Tyr ( or Tiw) was the god of single combat, law and justice in Norse mythology. And our Tuesday is named after him. This Norse god was immensely brave and he is often associated with Mars, the Roman god of war. In Latin countries Tuesday are named for Mars – hence Mardi in French. In the Greek world, Tuesday (the day of the week of the Fall of Constantinople) is considered an unlucky day.
Tyr had only one hand. He was the god brave enough to put a leash on the gruesome Fenrir wolf. That was how he lost his hand. Only Tyr could feed Fenrir by hand when the wolf was young. After the Norn sisters prophesied that the Fenrir Wolf would start Ragnarok – the twilight of the Norse gods – Odin, the father of Tyr, was saddened. So, the gods wished to put a leash on Fenrir to control him. Tyr put his hand into the wolf’s mouth to keep him quiet, while the others put on the leash. But Tyr didn’t remove his hand quickly enough. When Fenrir realised he was bound he bit down hard. At Ragnarok, the legend says, Fenrir broke free and did indeed swallow Odin.

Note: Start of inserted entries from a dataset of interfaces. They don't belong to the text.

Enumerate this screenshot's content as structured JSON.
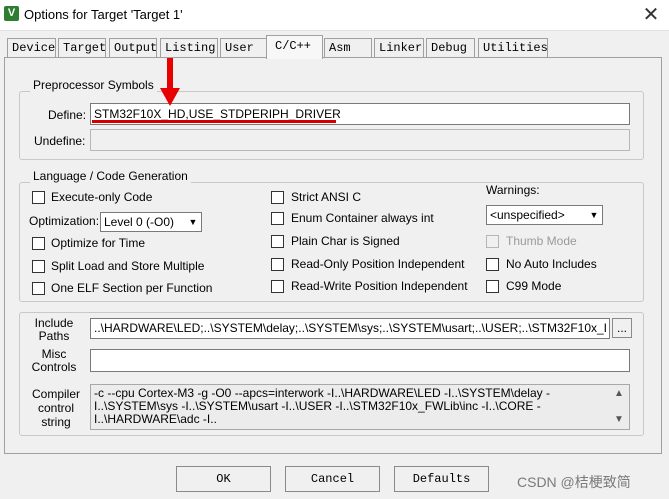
{
  "window": {
    "title": "Options for Target 'Target 1'",
    "icon": "uvision-v-icon",
    "close": "✕"
  },
  "tabs": [
    {
      "label": "Device"
    },
    {
      "label": "Target"
    },
    {
      "label": "Output"
    },
    {
      "label": "Listing"
    },
    {
      "label": "User"
    },
    {
      "label": "C/C++",
      "active": true
    },
    {
      "label": "Asm"
    },
    {
      "label": "Linker"
    },
    {
      "label": "Debug"
    },
    {
      "label": "Utilities"
    }
  ],
  "preprocessor": {
    "group_label": "Preprocessor Symbols",
    "define_label": "Define:",
    "define_value": "STM32F10X_HD,USE_STDPERIPH_DRIVER",
    "undefine_label": "Undefine:",
    "undefine_value": ""
  },
  "language": {
    "group_label": "Language / Code Generation",
    "execute_only": {
      "label": "Execute-only Code",
      "checked": false
    },
    "optimization_label": "Optimization:",
    "optimization_value": "Level 0 (-O0)",
    "optimize_time": {
      "label": "Optimize for Time",
      "checked": false
    },
    "split_load": {
      "label": "Split Load and Store Multiple",
      "checked": false
    },
    "one_elf": {
      "label": "One ELF Section per Function",
      "checked": false
    },
    "strict_ansi": {
      "label": "Strict ANSI C",
      "checked": false
    },
    "enum_container": {
      "label": "Enum Container always int",
      "checked": false
    },
    "plain_char": {
      "label": "Plain Char is Signed",
      "checked": false
    },
    "readonly_pos": {
      "label": "Read-Only Position Independent",
      "checked": false
    },
    "readwrite_pos": {
      "label": "Read-Write Position Independent",
      "checked": false
    },
    "warnings_label": "Warnings:",
    "warnings_value": "<unspecified>",
    "thumb_mode": {
      "label": "Thumb Mode",
      "checked": false,
      "disabled": true
    },
    "no_auto_includes": {
      "label": "No Auto Includes",
      "checked": false
    },
    "c99_mode": {
      "label": "C99 Mode",
      "checked": false
    }
  },
  "paths": {
    "include_label": "Include\nPaths",
    "include_value": "..\\HARDWARE\\LED;..\\SYSTEM\\delay;..\\SYSTEM\\sys;..\\SYSTEM\\usart;..\\USER;..\\STM32F10x_I",
    "browse_label": "...",
    "misc_label": "Misc\nControls",
    "misc_value": "",
    "compiler_label": "Compiler\ncontrol\nstring",
    "compiler_value": "-c --cpu Cortex-M3 -g -O0 --apcs=interwork -I..\\HARDWARE\\LED -I..\\SYSTEM\\delay -I..\\SYSTEM\\sys -I..\\SYSTEM\\usart -I..\\USER -I..\\STM32F10x_FWLib\\inc -I..\\CORE -I..\\HARDWARE\\adc -I..",
    "scroll_up": "▲",
    "scroll_down": "▼"
  },
  "buttons": {
    "ok": "OK",
    "cancel": "Cancel",
    "defaults": "Defaults"
  },
  "watermark": "CSDN @桔梗致简",
  "colors": {
    "annotation_red": "#d40000",
    "arrow_red": "#e60000"
  }
}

Other mythical deities associated with Tuesdays include Ares, the Morrighan, and other gods of battle and glory. In ancient lore, red gemstones like rubies and garnets come into play on Tuesdays, as do herbs and plants such as thistles, holly, coneflowers, and cactus. You’ll notice there are all sharp, prickly plants! But it is interesting that Tuesdays are also associated with marriage.